**WHAT IS REQUIRED**
Search the entries below for the word "İNEVİTABLE" and copy every line where it appears.
········
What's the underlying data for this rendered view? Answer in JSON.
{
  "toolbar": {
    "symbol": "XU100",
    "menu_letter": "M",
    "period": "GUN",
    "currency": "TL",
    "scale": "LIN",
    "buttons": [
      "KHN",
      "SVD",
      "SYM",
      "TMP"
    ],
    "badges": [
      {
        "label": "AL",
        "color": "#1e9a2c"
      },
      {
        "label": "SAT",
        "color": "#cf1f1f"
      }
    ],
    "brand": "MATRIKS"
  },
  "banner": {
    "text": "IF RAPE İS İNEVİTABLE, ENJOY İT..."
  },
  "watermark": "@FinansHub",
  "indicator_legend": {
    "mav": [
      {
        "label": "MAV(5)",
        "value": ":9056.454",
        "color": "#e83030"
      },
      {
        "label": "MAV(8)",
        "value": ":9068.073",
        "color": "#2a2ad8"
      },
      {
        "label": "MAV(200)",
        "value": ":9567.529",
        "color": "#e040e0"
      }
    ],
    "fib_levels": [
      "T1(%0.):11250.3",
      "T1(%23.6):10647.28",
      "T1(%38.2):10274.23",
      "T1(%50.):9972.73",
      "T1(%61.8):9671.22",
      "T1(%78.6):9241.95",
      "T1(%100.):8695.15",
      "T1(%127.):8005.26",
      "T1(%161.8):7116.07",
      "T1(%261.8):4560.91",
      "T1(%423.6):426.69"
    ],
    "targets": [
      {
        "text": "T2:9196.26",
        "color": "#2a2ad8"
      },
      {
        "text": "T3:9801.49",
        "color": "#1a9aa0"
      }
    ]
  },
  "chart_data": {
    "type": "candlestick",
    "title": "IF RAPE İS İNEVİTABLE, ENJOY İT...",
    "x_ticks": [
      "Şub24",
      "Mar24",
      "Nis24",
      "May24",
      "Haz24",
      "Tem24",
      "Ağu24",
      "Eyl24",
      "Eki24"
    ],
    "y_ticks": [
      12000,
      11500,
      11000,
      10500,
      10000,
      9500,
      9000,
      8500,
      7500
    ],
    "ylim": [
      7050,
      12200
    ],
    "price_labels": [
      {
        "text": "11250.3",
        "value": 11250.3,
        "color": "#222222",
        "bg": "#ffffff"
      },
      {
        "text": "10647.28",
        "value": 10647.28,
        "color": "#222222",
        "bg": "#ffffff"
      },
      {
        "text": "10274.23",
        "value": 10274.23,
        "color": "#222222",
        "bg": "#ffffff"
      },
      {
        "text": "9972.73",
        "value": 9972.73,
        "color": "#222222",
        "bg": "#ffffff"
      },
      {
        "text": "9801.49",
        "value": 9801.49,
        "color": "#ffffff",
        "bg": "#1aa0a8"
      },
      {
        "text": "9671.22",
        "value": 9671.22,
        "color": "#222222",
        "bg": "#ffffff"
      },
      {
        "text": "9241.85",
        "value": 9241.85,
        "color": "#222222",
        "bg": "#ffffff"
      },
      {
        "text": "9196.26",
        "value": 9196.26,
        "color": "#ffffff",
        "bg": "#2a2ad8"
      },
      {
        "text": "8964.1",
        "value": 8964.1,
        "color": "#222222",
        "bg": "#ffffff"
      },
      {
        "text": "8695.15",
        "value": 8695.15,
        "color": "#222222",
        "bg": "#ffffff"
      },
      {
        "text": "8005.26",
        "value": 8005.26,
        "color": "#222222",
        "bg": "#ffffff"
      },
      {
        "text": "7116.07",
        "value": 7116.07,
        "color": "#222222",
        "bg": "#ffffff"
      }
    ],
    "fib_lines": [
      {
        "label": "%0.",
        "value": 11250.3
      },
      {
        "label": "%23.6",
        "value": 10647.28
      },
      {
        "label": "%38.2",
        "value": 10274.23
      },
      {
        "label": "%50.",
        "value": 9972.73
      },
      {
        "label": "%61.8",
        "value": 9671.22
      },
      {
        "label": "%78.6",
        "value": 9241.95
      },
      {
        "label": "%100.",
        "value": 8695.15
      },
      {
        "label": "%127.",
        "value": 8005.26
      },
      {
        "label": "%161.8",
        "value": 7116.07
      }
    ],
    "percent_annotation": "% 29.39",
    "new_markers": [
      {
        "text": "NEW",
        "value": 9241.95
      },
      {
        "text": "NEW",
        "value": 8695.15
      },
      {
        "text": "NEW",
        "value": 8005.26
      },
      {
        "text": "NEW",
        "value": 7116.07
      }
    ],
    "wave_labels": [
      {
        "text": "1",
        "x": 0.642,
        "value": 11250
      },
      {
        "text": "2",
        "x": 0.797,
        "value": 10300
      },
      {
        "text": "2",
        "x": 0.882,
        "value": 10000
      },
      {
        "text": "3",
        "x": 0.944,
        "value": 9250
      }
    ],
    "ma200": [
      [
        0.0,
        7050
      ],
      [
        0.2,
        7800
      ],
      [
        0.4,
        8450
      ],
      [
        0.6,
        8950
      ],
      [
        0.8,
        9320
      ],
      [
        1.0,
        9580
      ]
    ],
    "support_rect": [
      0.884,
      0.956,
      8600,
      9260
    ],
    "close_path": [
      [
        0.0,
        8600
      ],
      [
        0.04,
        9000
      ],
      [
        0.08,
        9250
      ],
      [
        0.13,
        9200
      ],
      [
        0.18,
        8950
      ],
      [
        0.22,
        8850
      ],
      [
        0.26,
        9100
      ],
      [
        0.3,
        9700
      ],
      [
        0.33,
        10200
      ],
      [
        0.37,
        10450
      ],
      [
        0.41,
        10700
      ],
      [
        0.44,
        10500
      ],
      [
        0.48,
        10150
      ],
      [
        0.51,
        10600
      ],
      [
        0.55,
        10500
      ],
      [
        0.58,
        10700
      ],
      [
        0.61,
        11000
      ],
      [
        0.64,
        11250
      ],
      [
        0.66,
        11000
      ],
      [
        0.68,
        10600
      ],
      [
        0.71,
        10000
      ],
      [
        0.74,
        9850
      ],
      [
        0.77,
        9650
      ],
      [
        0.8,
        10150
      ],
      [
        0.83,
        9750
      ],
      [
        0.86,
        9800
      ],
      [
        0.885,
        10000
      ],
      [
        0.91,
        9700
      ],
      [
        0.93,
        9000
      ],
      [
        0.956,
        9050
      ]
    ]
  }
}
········
**TASK ANSWER**
    "text": "IF RAPE İS İNEVİTABLE, ENJOY İT..."
    "title": "IF RAPE İS İNEVİTABLE, ENJOY İT...",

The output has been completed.